# [Assignment]
Count each line below that has the word "structured" in it, and give only the total.

# [Dataset excerpts]
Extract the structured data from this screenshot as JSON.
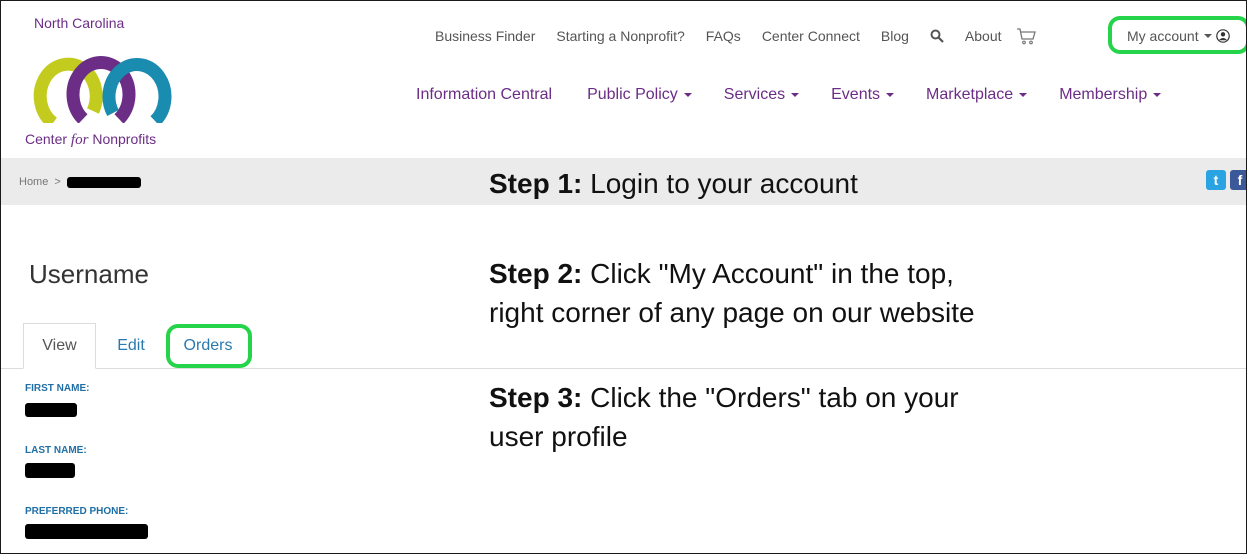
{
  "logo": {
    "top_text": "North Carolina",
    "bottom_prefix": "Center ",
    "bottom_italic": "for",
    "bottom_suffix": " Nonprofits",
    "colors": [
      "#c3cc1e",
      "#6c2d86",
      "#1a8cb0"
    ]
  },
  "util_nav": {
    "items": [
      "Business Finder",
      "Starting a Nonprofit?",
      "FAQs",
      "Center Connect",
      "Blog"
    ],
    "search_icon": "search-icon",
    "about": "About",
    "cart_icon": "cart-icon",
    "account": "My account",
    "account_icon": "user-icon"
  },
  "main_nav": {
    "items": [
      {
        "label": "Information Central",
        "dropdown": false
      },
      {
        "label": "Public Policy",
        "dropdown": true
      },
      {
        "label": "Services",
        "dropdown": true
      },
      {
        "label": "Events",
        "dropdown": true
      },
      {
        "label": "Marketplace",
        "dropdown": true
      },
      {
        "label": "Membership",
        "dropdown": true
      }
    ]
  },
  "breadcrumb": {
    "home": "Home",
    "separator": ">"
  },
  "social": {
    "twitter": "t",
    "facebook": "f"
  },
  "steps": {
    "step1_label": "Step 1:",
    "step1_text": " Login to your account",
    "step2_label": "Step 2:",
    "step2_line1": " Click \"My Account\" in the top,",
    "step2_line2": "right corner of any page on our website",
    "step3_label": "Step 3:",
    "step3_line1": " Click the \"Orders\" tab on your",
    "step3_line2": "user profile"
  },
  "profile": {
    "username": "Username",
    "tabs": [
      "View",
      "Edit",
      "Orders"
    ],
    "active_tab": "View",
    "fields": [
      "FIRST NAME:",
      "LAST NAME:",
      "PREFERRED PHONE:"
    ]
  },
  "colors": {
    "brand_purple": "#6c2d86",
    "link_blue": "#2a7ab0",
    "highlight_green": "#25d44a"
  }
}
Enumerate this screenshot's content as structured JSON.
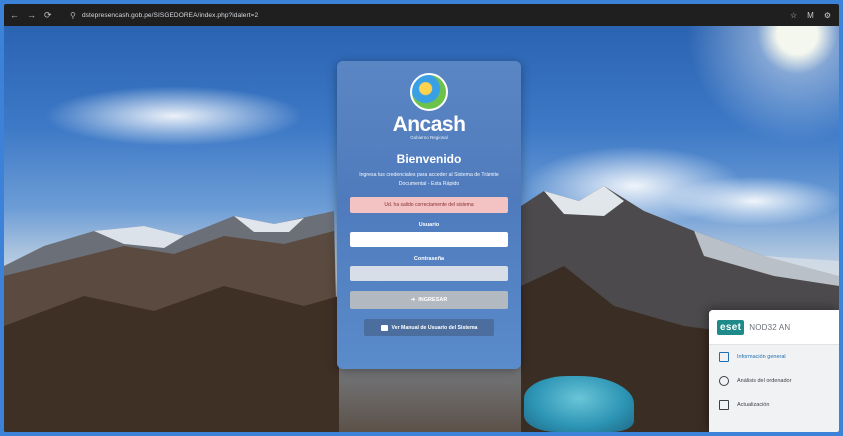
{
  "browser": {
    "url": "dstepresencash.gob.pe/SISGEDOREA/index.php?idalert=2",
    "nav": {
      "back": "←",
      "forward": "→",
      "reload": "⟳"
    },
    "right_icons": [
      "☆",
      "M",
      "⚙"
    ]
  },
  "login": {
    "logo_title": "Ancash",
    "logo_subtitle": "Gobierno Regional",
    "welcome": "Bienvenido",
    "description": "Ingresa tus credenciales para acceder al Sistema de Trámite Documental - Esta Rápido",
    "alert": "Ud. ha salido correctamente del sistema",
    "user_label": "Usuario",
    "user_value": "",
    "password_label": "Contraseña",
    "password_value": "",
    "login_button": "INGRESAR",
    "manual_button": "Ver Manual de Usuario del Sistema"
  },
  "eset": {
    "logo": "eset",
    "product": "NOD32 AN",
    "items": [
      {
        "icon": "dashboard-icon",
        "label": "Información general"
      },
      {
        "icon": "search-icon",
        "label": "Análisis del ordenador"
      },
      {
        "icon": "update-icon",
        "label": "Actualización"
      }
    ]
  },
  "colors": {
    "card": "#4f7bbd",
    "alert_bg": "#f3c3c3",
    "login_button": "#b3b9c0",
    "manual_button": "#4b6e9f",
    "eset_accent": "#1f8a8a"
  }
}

# [Solution for this exercise]
2